If you search for the Hold Steady on youtube, you'll eventually find a video where I do a crazy man dance while my roommate tries to mount a shelf in the background, something I promised I would help him with. I'm a jerk in real life, but when I'm listening to music I really like, I'm a huge fucking douchebag. I feel bad about that, a little.

Because the dissonance is built in. The Hold Steady deliberately appeals to people who are older than the subjects of their songs by 5-10 years. At their show I felt like I was simultaneously too old and too young. A girl in a black dress punched me in the face; I was pissed at her, but then I felt guilty about being so uptight, and besides, they were playing this song.

Download: Stuck Between Stations

buy it.

Wednesday, December 20, 2006

Top 10 Albums of 06: #3

Destroyer - Destroyer's Rubies

A Destroyer album is an event by nature. The New Pornographers may be remembered as this decade's emblematic pop think tank, but they're no monolith; Dan Bejar does not equal A.C. Newman, who refined the Pornos' sound on his own solo album; and he does not equal Neko Case, who has her own thang and betters it on each of her successively more awesome solo records. Bejar has no thing. He'll do whatever the fuck he wants.

So we have 2004's Your Blues, on which Bejar programmed tinny MIDI melodies and laid them under bombastic, reverbed, theatrical vocals, with lyrics about I don't even know what. It's one of my favorite albums. And we have 2005's Notorious Lightning EP, on which he took songs from Your Blues and played them like they were rock songs, and which I can't stand.

It seems like I'm building to the thesis that Destroyer's Rubies is the relieving synthesis of those two albums, but I'm not good enough to set that argument up. I just mean that Destroyer is all over the map, and that other than the thing he does where he name-checks his songs in all his other songs, this album has nothing to do with anything.

Take "Painter In Your Pocket," which is probably the best song on the album, but which was also the one I used to habitually skip. It starts off like a song I don't want to listen to - it doesn't even really sound like a proper song until 30 seconds in, actually. But proper it is, proper like a fox, and by 2 minutes 40 seconds in it's a virus, even though I still don't really know what it's about. Where did you get that penchant for destruction in the way you talk?!?

Bejar's strength as a lyricist is unquestioned by critics, even the douchebag ones. It's his musical choices they harp on, and that's why Your Blues was a divider, not a uniter. This is an easier pill to swallow musically, and it's not nearly as dissonant, even if it's not completely consistent. The opening track is almost 10 minutes long and has at least five distinct sections. It'd be great as a Joanna Newsom cover, if it had more nonsense words. Now that's something I would pay to download.

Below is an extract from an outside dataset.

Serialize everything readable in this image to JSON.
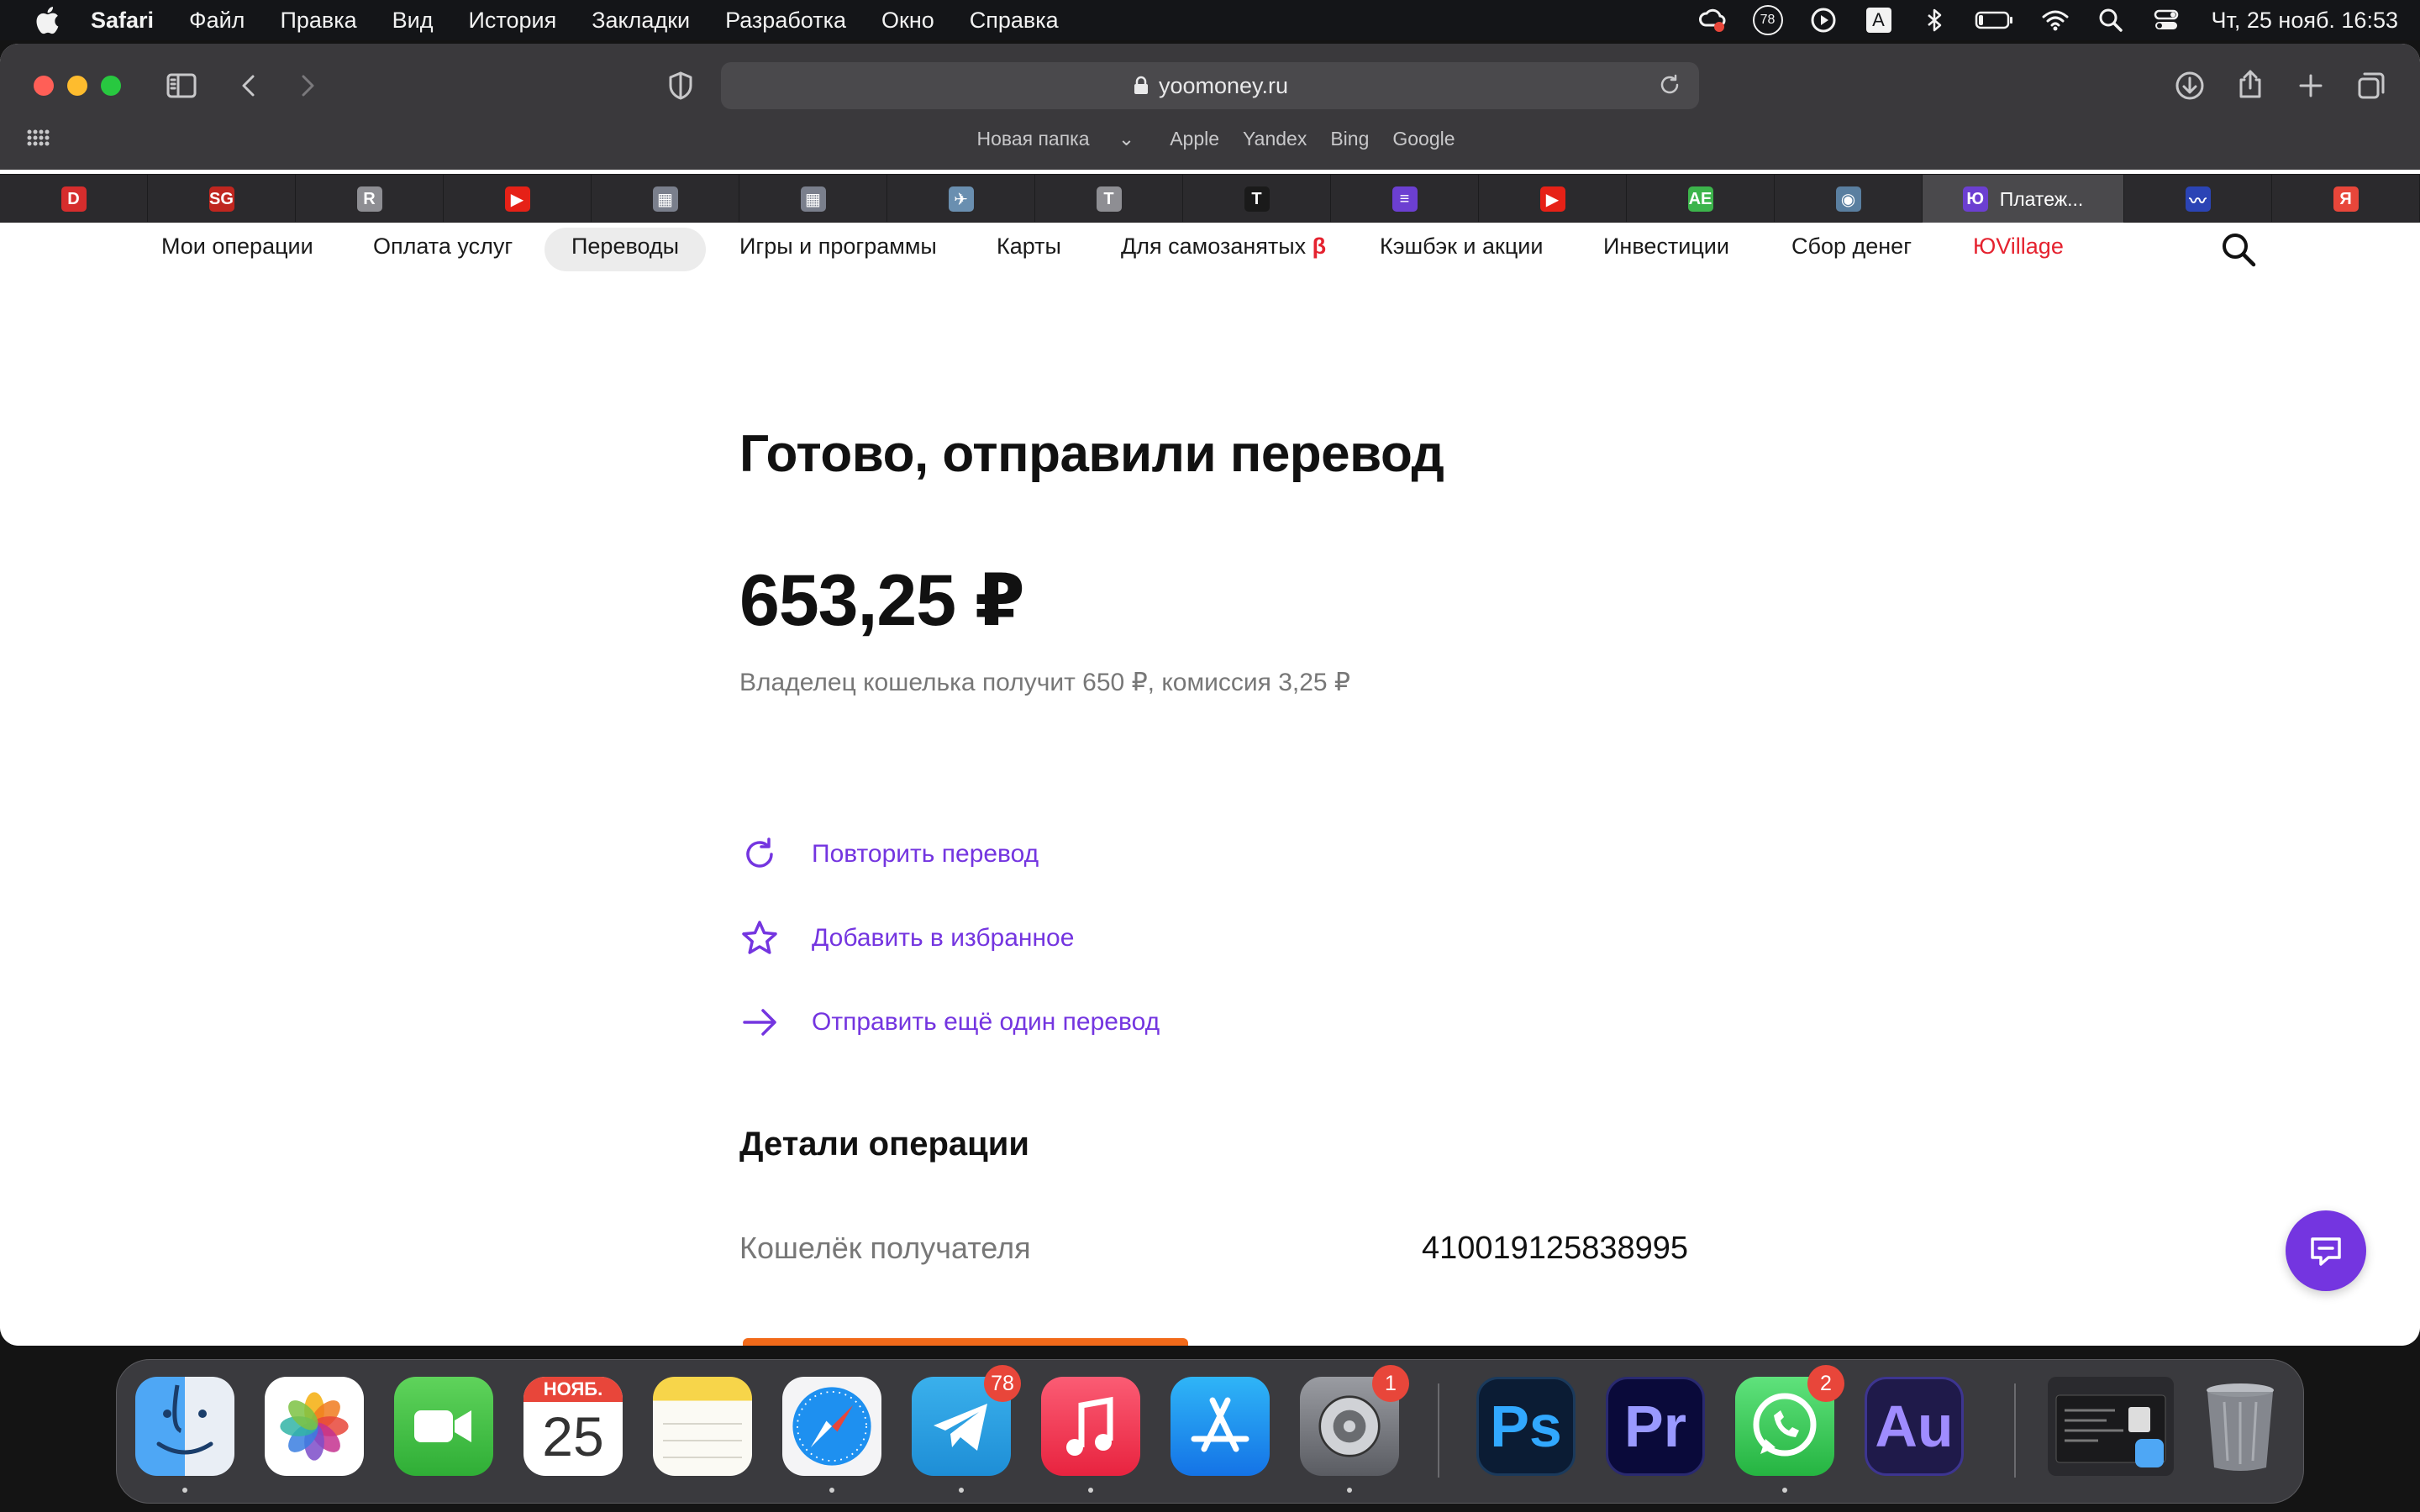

Download: Painter In Your Pocket

buy it for someone you luv.

Only two more. I get the feeling you're not going to like this.